You can read more about Klein on the California State University website.

Alums’ new company blends art and tech under one roof

Step into Obra, a new company located in a warehouse just north of midtown Sacramento, and it’s quickly apparent you’re seeing something different. Workbenches and giant wood cutting tables sit next to a room full of computers and soldering irons. Beyond that, there’s a dance floor – built in-house – complete with mirrors and a barre.

Obra, founded by Sacramento State alumni Isela Perez ’12 (Journalism) and Brandon Ortiz ’15 (Computer Engineering), opened its doors in January and probably is best described through its name: The word means “work of art” in Spanish, and the warehouse is part maker’s space, part dance studio. The company is founded on the belief that through combining their talents – Perez is a dancer who studied journalism, Ortiz studied computer engineering and has a background in product design and development – they can create, and help others create, something stronger and more meaningful.

“We realized how much art has an impact on creativity,” Ortiz says. “Even if it’s programming, where you can get into this mindset of just grinding and doing strictly technical work, if you step back and think about the artistic or creative aspect of what you’re doing, you tend to find better solutions to the problem.”
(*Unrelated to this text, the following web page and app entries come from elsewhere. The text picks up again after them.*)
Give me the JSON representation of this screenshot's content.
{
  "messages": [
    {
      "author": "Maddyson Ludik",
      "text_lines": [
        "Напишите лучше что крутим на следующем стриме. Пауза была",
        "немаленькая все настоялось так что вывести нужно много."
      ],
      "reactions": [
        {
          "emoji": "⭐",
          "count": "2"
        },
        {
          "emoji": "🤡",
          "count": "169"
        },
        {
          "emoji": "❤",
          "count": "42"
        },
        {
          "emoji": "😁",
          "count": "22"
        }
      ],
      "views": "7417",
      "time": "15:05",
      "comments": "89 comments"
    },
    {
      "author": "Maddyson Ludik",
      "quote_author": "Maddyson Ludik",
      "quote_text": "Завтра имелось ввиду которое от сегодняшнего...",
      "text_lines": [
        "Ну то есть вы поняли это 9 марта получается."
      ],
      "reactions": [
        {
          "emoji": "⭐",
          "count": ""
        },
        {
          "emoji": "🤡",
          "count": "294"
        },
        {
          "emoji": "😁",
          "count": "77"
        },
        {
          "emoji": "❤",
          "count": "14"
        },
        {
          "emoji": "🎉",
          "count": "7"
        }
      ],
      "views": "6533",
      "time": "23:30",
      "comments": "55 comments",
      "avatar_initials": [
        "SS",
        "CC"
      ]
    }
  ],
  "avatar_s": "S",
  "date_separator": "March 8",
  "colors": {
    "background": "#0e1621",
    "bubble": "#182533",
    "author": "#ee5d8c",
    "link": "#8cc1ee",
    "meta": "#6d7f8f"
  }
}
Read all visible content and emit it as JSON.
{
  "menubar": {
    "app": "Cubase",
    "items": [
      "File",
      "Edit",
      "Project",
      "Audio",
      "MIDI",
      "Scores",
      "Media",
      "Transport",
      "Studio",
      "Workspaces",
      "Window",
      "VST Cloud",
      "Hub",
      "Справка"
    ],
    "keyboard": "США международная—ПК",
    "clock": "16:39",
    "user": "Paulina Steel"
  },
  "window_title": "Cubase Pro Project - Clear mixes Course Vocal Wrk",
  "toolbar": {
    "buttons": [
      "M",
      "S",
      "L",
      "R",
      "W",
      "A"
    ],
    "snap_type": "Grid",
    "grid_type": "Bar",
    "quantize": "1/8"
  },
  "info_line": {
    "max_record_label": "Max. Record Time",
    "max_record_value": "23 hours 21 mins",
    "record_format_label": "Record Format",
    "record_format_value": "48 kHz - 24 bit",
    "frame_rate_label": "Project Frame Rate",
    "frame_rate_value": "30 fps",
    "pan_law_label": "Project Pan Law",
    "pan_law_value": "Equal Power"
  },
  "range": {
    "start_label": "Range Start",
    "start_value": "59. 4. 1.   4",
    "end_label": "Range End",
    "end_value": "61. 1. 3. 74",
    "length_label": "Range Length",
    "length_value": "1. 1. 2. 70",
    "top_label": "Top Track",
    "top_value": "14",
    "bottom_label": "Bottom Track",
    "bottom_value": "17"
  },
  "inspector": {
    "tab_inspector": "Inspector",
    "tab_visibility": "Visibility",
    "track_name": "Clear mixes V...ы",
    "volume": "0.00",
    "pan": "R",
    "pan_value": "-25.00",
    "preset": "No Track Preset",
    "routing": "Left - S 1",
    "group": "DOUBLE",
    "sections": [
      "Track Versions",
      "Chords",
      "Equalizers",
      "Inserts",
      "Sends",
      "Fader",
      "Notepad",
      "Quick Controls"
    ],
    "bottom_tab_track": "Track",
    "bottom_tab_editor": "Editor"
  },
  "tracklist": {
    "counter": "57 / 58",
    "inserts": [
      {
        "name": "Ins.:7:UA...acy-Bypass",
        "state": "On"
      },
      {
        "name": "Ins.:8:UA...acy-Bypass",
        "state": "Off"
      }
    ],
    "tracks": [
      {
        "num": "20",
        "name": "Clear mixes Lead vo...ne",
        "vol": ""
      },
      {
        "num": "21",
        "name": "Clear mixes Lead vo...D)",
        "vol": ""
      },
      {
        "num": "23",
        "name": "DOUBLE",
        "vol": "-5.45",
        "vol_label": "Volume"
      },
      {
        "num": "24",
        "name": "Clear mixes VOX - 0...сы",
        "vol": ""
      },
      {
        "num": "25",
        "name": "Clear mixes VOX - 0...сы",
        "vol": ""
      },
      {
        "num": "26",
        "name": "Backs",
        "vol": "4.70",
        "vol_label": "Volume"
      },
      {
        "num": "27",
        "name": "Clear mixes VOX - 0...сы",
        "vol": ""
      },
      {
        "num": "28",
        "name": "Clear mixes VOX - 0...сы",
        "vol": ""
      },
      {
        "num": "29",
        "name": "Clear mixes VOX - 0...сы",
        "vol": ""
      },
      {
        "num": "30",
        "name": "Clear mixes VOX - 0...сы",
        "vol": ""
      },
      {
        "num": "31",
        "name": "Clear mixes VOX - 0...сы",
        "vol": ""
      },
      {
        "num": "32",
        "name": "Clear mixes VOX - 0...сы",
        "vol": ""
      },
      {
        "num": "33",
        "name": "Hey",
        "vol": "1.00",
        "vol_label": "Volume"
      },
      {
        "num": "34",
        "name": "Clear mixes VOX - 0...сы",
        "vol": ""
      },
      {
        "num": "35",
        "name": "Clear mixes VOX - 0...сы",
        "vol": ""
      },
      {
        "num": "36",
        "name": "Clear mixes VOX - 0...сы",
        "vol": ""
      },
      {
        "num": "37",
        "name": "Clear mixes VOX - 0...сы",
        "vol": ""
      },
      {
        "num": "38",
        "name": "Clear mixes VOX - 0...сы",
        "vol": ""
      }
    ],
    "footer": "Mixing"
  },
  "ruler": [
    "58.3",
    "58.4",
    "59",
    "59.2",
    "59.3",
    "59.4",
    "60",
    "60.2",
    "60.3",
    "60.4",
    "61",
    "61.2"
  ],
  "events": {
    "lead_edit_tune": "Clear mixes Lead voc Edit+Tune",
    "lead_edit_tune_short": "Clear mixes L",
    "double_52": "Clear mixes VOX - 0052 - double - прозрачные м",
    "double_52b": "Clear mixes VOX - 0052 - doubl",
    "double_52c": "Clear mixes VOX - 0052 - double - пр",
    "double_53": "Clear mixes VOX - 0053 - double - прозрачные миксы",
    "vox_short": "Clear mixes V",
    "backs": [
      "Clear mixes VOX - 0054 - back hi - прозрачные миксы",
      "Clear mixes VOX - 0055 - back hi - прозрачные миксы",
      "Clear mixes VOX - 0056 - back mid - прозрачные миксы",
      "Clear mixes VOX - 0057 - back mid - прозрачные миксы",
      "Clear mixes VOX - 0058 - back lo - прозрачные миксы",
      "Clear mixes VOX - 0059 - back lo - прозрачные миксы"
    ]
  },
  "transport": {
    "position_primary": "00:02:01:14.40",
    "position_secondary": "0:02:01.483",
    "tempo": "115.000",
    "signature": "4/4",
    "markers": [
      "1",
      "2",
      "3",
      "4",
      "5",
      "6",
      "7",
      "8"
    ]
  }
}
Perez and Ortiz met three years ago at a sports bar in Sacramento, and even from their initial conversations knew they had a lot in common, including a desire to create something new and unique. They just didn’t know specifically what that was yet.

Both transferred to Sacramento State from community college – Perez transferred from Sacramento City College, Ortiz attended Sierra College in Rocklin before working to design control systems for an elevator company – and says both the perspective of being older than the traditional student as well as the accessibility of their professors helped them get the most out of their time on campus.

“We valued education a lot and I think that’s what motivated us to get close with our professors, to be able to talk with them,” Perez says. “You realize, ‘I could have been doing this with high school, I could have been really connecting with professors, with my peers, and taking advantage of more. Sac State was definitely welcoming for someone who wanted to go as far as they could.”

In 2015, a six-month trip to Nicaragua where, Ortiz says, “we just had each other,” taught them both how to respond to new challenges and live a minimalist life. “We found happiness from creating. We wanted to build a place where we can create and use our skills and the experience we picked up to help other people create.”

Obra’s revenue comes through dance classes Perez offers at the studio – she also works part time as a dancer for the Sacramento Kings – as well as various other projects and partnerships, such as creating stencils for a group that wanted to use street art to promote this year’s Sacramento Concerts in the Park lineup. The company also is set up to sell the products that are made in its work space. Its current partners include the maker of a large LED chandelier that can be used as an art display or centerpiece at special events, as well as Sacramento State’s own Hornet Hyperloop team, for which they are helping to develop control systems.

The art and the tech go hand-in-hand: Ortiz began dancing about a year ago, giving him a creative outlet when he needs a break from product development. Perez says the same about learning to program. They encourage their partners to utilize the dance space – even a couple of the Hyperloop team members have started to wander over to the studio side of the warehouse.

“It’s a group of engineering students, probably not the most likely to jump out on the dance floor, but we’ve got some of them moving,” Ortiz says.

The couple spend 12-14 hours a day in the studio, seven days a week. But they say the ability to spend each day creating something new continues to motivate them, as well as the belief that they have built something that isn’t just unique, but necessary.

“I think (something like Obra) was missing,” Perez says. “A place that you can create without a boundary. I don’t think there’s ever an idea that we’ll say, ‘No, we’re not going to do that,’ or, ‘No, we don’t know about that.’ Bring us your idea, and we’ll try our best to make it happen.”